Let's start at the very beginning, before Chapter 1 even begins.
The Intro Cinematic
One of the things clear from the get go with the Witcher 2 is that the quality bar has been moved up a notch. The first instalment of The Witcher could be summarised as ‘Great ideas, poor execution.’ and it's clear from the opening cinematic that CD Projekt RED have come leaps and bounds since then. The game's opening cinematic is perhaps one of the finest in gaming. It tracks the game's villain, Letho as he assassinates … a king. Combining equal doses of suspense and spectacle, the cinematic has near-infinite re-watchability and serves as a strong opening blow for the game.
Following the opening cinematic, the prologue begins the real stage setting. The game opens with Geralt in chains and a new character Vernon Roche pressing him for questions. The prologue follows a ‘story within a story’ model and as you converse with Roche flashbacks unlock gameplay. It's intriguing and at times a tad disorienting but as the story unfolds it increasingly feels epic in proportions.
You start out being (re)introduced to the character of Triss, who lies naked in the bed beside you, and the concept of Geralt's memory loss. Then King Foltest summons you to assist him in his siege of La Valettes castle as his personal body guard, a siege fuelled by a lover's feud. Whilst Foltest in his previous incarnation appeared weak and at times dispassionately detached from the worries of Vizima, this sequence of gameplay portrays him as a father on the front-line of a battle desperately seeking to recapture his children from their mother. Whilst the combat is unchallenging, even in the sections without AI support, and the puzzle sections border on inane, the storytelling is rich and engaging enough to make the prologue stand out.

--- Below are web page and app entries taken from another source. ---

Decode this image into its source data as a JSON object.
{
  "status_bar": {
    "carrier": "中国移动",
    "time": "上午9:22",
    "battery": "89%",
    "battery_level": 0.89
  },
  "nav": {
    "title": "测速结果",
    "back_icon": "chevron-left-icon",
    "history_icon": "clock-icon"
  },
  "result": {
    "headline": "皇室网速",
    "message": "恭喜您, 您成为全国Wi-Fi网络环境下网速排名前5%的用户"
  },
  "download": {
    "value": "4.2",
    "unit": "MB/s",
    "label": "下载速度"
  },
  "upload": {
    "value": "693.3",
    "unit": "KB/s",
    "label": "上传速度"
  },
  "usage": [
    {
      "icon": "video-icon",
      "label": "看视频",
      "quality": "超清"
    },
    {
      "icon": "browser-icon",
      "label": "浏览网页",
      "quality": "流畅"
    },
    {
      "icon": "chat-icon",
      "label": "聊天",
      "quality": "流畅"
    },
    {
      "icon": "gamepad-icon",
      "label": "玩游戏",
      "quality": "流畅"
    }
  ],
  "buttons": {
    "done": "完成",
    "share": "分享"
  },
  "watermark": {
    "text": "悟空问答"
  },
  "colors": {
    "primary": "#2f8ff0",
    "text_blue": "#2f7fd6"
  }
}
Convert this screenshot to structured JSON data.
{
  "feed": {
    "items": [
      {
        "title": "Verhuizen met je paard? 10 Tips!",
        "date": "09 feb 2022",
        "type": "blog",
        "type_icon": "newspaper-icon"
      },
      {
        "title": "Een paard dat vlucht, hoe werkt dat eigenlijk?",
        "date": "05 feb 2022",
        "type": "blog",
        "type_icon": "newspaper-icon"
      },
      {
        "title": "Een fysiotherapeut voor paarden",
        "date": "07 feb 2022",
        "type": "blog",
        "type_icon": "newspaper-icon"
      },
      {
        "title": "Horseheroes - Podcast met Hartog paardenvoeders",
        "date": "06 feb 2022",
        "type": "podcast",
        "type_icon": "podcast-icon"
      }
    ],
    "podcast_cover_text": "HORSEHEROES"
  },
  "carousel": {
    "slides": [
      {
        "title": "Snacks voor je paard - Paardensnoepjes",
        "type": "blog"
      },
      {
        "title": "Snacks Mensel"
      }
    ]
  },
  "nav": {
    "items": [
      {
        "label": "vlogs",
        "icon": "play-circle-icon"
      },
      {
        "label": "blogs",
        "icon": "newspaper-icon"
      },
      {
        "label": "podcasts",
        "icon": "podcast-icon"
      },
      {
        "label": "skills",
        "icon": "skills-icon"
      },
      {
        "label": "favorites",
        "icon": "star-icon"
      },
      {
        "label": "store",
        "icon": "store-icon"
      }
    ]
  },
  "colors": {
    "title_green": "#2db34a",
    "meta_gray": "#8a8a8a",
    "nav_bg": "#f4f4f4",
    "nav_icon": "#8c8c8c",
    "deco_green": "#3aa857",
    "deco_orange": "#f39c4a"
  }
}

Of particular note is the first meaningful choice of the game - how to deal with Aryan La Valette, a stoic noble fighting for his family's honour in the face of overwhelming odds. The right conversation options enable you to persuade him to lay down his arms and unlock a new path in the conclusion of the prologue. Figuring out the tactic to persuading him feels rewarding, and doubly so at the end of the prologue.
The remaining action of the prologue is driven by a dragon chase sequence, hinted at in early dialogue options, that accelerates the pace of the game and leads you directly to the cut-scene of Foltest being reunited with his children, and his assassination. A nasty twist that is telegraphed too heavily by the scenes with Roche, but is still rewarding enough due to the quality of the set piece. Here, the game relies heavily on the dialogue wheel both to drive the gameplay, a welcome change of pace from the early chore of combat, and to drive the narrative. The prison break that ensues whilst a predictable trope isn't entirely without depth for those who spared Aryan La Valette as he reappears and in a last act of honour blows up the prison during your escape.
As Geralt, Roche, and Triss escape on the boat the prologue ends and chapter one begins. It's a strong opening to the title and it acts as a highlight reel showing off all the compelling elements of The Witcher in a short and perfectly paced introduction. Whilst it would be easy to draw comparisons to the Witcher 1's Kaer Morhen prologue it's evident that the sequels take on the opening act is far stronger.